WHAT THIS TASK INVOLVES: Which lines of the records below contain the string "Corrigidas"? Report each of them.

DATA SUPPLIED:
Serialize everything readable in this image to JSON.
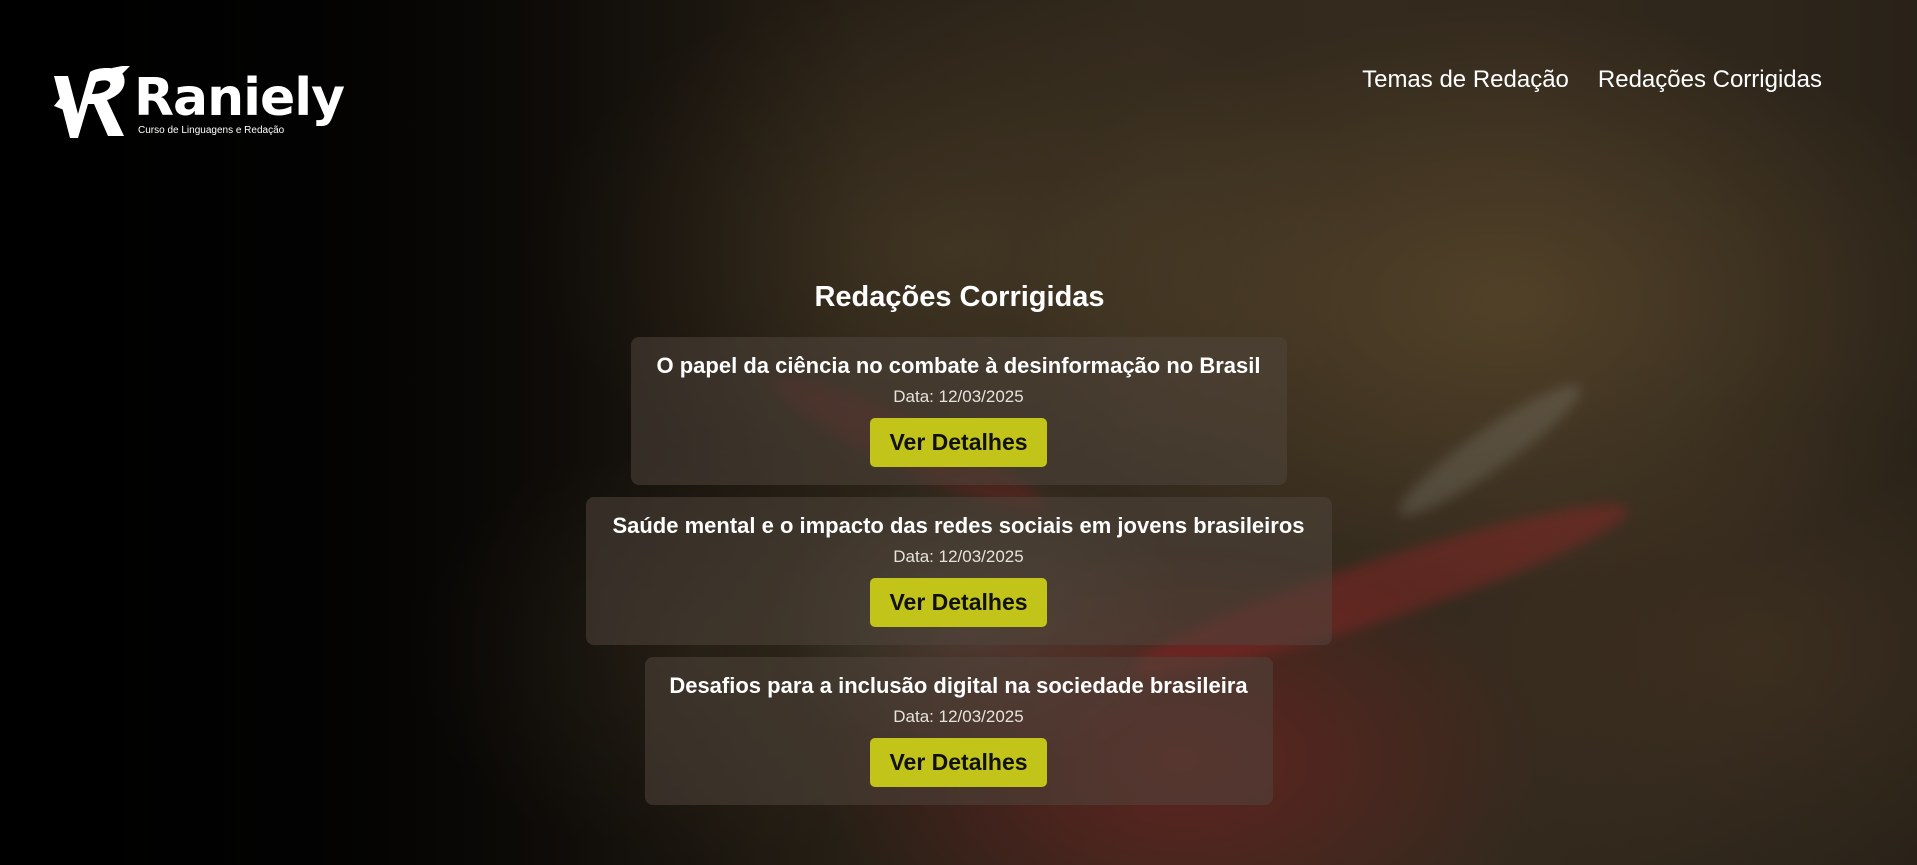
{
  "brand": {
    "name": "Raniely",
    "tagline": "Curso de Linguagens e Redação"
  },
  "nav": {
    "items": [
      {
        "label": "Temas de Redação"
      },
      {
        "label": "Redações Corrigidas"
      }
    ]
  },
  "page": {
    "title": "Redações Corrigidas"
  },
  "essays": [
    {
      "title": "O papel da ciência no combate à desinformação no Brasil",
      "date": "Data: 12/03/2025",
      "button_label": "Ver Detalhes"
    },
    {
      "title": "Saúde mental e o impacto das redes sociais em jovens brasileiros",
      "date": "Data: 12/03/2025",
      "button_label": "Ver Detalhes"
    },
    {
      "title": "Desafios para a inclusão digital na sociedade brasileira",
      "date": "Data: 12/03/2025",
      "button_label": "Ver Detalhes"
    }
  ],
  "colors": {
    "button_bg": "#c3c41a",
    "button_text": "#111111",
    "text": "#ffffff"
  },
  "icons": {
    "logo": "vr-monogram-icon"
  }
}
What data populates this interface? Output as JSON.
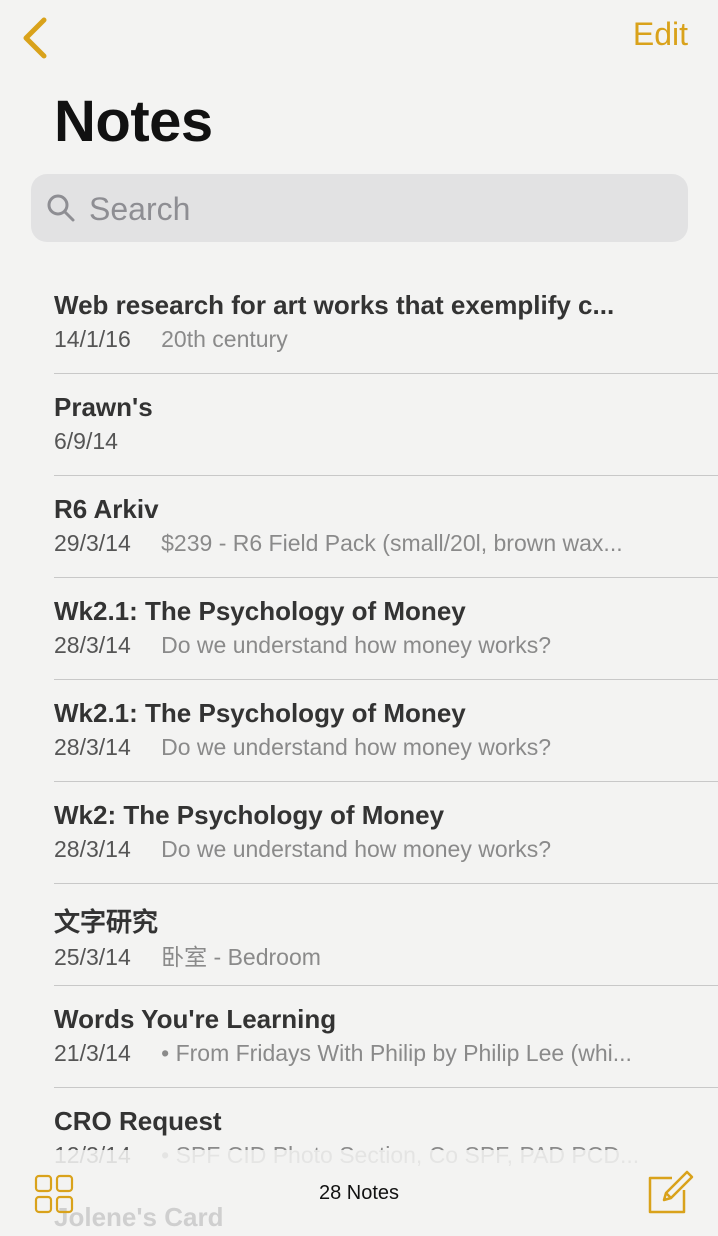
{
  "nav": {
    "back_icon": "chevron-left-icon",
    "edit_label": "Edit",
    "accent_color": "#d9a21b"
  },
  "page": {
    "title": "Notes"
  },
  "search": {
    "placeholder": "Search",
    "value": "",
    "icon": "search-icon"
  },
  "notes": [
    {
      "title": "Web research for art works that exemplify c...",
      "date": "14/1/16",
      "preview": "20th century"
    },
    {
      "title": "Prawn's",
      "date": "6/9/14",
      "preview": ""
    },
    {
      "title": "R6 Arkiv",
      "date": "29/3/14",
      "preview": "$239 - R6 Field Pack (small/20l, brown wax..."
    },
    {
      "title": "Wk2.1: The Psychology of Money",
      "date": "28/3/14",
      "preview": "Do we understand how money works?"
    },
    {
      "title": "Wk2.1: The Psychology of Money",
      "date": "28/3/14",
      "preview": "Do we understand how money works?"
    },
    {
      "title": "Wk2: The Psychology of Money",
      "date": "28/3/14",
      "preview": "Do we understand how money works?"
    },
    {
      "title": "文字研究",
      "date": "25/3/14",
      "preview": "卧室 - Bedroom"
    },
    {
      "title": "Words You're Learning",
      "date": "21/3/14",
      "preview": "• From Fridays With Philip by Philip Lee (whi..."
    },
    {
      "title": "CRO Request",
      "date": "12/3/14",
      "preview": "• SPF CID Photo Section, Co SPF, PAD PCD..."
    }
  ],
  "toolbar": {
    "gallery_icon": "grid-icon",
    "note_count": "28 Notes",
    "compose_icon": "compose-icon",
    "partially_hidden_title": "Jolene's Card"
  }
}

ANSWER TO THIS PROBLEM:
        "label": "Redações Corrigidas"
    "title": "Redações Corrigidas"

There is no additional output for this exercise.